Lithotripsy is the use of high-energy shock waves to fragment and disintegrate kidney stones. The shock wave, created by using a high-voltage spark or anelectromagnetic impulse, is focused on the stone. This shock wave shatters the stone and this allows the fragments to pass through the urinary system. Since the shock wave is generated outside the body, the procedure is termed extracorporeal shock wave lithotripsy, or ESWL.
ESWL is used when a kidney stone is too large to pass on its own, or when a stone becomes stuck in a ureter (a tube which carries urine from the kidney tothe bladder) and will not pass. Kidney stones are extremely painful and cancause serious medical complications if not removed.
ESWL should not be considered for patients with severe skeletal deformities,patients weighing over 300 lbs (136 kg), patients with abdominal aortic aneurysms, or patients with uncontrollable bleeding disorders. Patients who are pregnant should not be treated with ESWL. Patients with cardiac pacemakers should be evaluated by a cardiologist familiar with ESWL. The cardiologist shouldbe present during the ESWL procedure in the event the pacemaker needs to beoverridden.
Lithotripsy uses the technique of focused shock waves to fragment a stone inthe kidney or the ureter. The patient is placed in a tub of water or in contact with a water-filled cushion, and a shock wave is created which is focusedon the stone. The wave shatters and fragments the stone. The resulting debris, called gravel, then passes through the remainder of the ureter, through thebladder, and through the urethra during urination. There is minimal chance of damage to skin or internal organs because biologic tissues are resilient, not brittle, and because the the shock waves are not focused on them.
Prior to the lithotripsy procedure, a complete physical examination is done,followed by tests to determine the number, location, and size of the stone orstones. A test called an intravenous pyelogram, or IVP, is used to locate the stones. An IVP involves injecting a dye into a vein in the arm. This dye, which shows up on x ray, travels through the bloodstream and is excreted by the kidneys. The dye then flows down the ureters and into the bladder. The dyesurrounds the stones, and x rays are then used to evaluate the stones and theanatomy of the urinary system. (Some people are allergic to the dye material, so it cannot be used. For these people, focused sound waves, called ultrasound, can be used to see where the stones are located.) Blood tests are done to determine if any potential bleeding problems exist. For women of childbearing age, a pregnancy test is done to make sure the patient isn't pregnant; andelderly patients have an EKG done to make sure no potential heart problems exist. Some patients may have a stent placed prior to the lithotripsy procedure. A stent is a plastic tube placed in the ureter which allows the passage ofgravel and urine after the ESWL procedure is completed.

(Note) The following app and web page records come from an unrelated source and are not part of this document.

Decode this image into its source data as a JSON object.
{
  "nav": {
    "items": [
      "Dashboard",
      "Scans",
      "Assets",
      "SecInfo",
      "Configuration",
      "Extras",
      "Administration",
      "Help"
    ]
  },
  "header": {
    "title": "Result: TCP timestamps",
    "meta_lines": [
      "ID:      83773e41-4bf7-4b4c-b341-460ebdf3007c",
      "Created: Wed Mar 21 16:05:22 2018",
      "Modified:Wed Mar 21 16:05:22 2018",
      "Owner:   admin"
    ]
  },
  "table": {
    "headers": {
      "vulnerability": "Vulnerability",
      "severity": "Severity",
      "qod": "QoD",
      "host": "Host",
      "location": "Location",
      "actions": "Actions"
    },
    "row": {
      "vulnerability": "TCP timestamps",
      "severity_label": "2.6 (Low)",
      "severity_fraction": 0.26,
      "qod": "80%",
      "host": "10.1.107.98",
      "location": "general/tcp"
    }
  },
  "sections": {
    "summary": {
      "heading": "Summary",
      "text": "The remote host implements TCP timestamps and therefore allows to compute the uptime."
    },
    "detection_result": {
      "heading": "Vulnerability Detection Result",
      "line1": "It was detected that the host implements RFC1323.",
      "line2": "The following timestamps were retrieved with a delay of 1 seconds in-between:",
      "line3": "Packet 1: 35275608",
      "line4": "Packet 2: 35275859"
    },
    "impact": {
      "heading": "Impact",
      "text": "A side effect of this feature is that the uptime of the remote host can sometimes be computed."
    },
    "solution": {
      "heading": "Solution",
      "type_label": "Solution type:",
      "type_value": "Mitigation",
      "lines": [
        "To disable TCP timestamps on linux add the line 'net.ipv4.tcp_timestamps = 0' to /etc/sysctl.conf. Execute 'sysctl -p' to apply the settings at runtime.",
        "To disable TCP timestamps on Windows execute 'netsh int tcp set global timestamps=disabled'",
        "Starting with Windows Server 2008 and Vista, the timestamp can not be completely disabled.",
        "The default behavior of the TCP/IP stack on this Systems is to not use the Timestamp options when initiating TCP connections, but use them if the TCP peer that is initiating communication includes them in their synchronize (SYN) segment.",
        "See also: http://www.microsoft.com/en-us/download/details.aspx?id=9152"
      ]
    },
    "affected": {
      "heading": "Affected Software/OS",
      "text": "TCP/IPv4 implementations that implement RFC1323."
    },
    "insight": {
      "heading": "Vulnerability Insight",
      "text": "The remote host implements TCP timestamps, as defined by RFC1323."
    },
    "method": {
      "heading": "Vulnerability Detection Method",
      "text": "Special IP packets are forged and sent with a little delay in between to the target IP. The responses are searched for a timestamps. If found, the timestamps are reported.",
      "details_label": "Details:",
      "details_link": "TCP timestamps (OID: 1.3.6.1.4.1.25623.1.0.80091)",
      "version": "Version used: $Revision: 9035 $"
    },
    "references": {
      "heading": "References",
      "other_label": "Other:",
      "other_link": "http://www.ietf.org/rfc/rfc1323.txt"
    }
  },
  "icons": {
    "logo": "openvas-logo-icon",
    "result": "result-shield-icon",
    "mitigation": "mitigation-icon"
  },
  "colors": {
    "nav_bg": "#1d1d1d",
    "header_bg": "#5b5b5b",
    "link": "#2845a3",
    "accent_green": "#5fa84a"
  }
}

Most patients have a lot of blood in their urine after the ESWL procedure. This is normal and should clear after several days to a week or so. Lots of fluids should be taken to encourage the flushing of any gravel remaining in theurinary system. The patient should follow up with the urologist in about twoweeks to make sure that everything is going as planned. If a stent has been inserted, it is normally removed at this time. Patients may return to work whenever they feel able.
Abdominal pain is not uncommon after ESWL, but it is usually not cause to worry. However, persistent or severe abdominal pain may imply unexpected internal injury. Colicky renal pain is very common as gravel is still passing. Otherproblems may include perirenal hematomas (blood clots near the kidneys) in 66% of the cases; nerve palsies; pancreatitis (inflammation of the pancreas);and obstruction by stone fragments. Occasionally, stones may not be completely fragmented during the first ESWL treatment and further ESWL procedures maybe required.